But in the back of my mind I still thought I could fake long hair. Arriving home, I ran straight to my bedroom, grabbed the clip-in extensions and anxiously parted my hair to fasten them in place. But it was no use. Not even my trusty extensions worked anymore. There was a huge three inch gap, making it impossible to pull off. Feeling defeated, and in need of a drink, I texted him back:
I think I’m pausing Tinder til I down a bunch of fish oil for a few months. Like, I even need new, shorter extensions 🙁
And I know this all probably sounds terribly dramatic. There are people in the world – like my bald father – who don’t have hair. But my mind raced with insecurities and worries about what the change in my appearance would mean. Other people’s reactions echoed through my mind, like irritating coworker interactions Monday morning: “Oh, you cut your hair?!” Yep, unfortunately. Even stupid Scottsdale problems crossed my mind: “Will anyone talk to me at the bar… will clubs even let me in?!” Shortly followed by, “Thank god I don’t have any crushes currently.”
Worst of all, my own identity issues resurfaced. Having long hair for as long as I can remember, minus one brief/weird “I want to look more like a golfer” phase sophomore year of high school, it felt like a part of me. Though annoying, twirling it was second-nature, and the shiny, thick tresses blanketed me not only from cold shoulders but from insecurities about my skin, smile, premature wrinkles, and so much more. I could be having one of those “I have feel like a drag queen” days when makeup feels like it’s sitting on top of my skin and my muscles seem masculine, but at least I had my long hair. It could soften my look and elevate my mood with just a few minutes of curling, making me feel like the cute, feminine girl I knew as Annie.Without it, how would I be me?
Well, yesterday I survived my first day of short hair. And it wasn’t that bad. Maybe it was reading#GIRLBOSS which chronicles how the most badass brunette is taking over the fashion world, short hair and all. Or maybe it was the red lipstick I sported with a black pleather crop top and denim cut-offs on the dance floor of the clubs that (surprise, surprise) still let me in. As I whipped my hair back and forth (yeah, guilty) it was freeing to feel the strands brush past my face like the tassels of a flapper dress. It was also nice not to brush out knots before bed.
In the same way that I pretend like my lipgloss gives me superpowers when applying it before important meetings and blind dates, I’m using my short hair as my Girl Boss uniform. Not in one of those radical bra-burning feminist ways, but in the sassy, self-confident, and in control sense. It’s time for less twirling and curling hair and more tackling and creating awesome stuff. And feeling more exposed also makes you feel more like, “This is me – take it or leave it.”Which is why I’m starting to agree with my office mate’s response when I sent him that text about taking a break from Tinder until my hair grows back:

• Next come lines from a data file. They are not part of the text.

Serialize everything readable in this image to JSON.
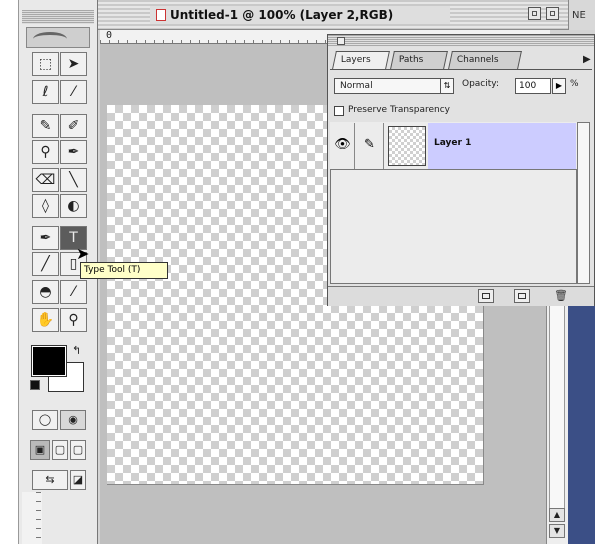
{
  "window": {
    "title": "Untitled-1 @ 100% (Layer 2,RGB)",
    "ruler_h_label": "0",
    "next_window_label": "NE"
  },
  "toolbox": {
    "tools": [
      {
        "name": "marquee-tool",
        "glyph": "⬚"
      },
      {
        "name": "move-tool",
        "glyph": "➤"
      },
      {
        "name": "lasso-tool",
        "glyph": "ℓ"
      },
      {
        "name": "magic-wand-tool",
        "glyph": "⁄"
      },
      {
        "name": "airbrush-tool",
        "glyph": "✎"
      },
      {
        "name": "paintbrush-tool",
        "glyph": "✐"
      },
      {
        "name": "rubber-stamp-tool",
        "glyph": "⚲"
      },
      {
        "name": "history-brush-tool",
        "glyph": "✒"
      },
      {
        "name": "eraser-tool",
        "glyph": "⌫"
      },
      {
        "name": "pencil-tool",
        "glyph": "╲"
      },
      {
        "name": "blur-tool",
        "glyph": "◊"
      },
      {
        "name": "dodge-tool",
        "glyph": "◐"
      },
      {
        "name": "pen-tool",
        "glyph": "✒"
      },
      {
        "name": "type-tool",
        "glyph": "T"
      },
      {
        "name": "measure-tool",
        "glyph": "╱"
      },
      {
        "name": "gradient-tool",
        "glyph": "▯"
      },
      {
        "name": "paint-bucket-tool",
        "glyph": "◓"
      },
      {
        "name": "eyedropper-tool",
        "glyph": "⁄"
      },
      {
        "name": "hand-tool",
        "glyph": "✋"
      },
      {
        "name": "zoom-tool",
        "glyph": "⚲"
      }
    ],
    "tooltip": "Type Tool (T)"
  },
  "layers_palette": {
    "tabs": [
      "Layers",
      "Paths",
      "Channels"
    ],
    "active_tab": "Layers",
    "blend_mode": "Normal",
    "opacity_label": "Opacity:",
    "opacity_value": "100",
    "opacity_unit": "%",
    "preserve_transparency_label": "Preserve Transparency",
    "layers": [
      {
        "name": "Layer 1",
        "visible": true,
        "selected": true
      }
    ]
  },
  "colors": {
    "foreground": "#000000",
    "background": "#ffffff",
    "selected_layer": "#ccccff",
    "tooltip_bg": "#ffffc8"
  }
}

Psh life is too short for that. If they don’t love you when someone doesn’t listen to your hair cut instructions then fuck them.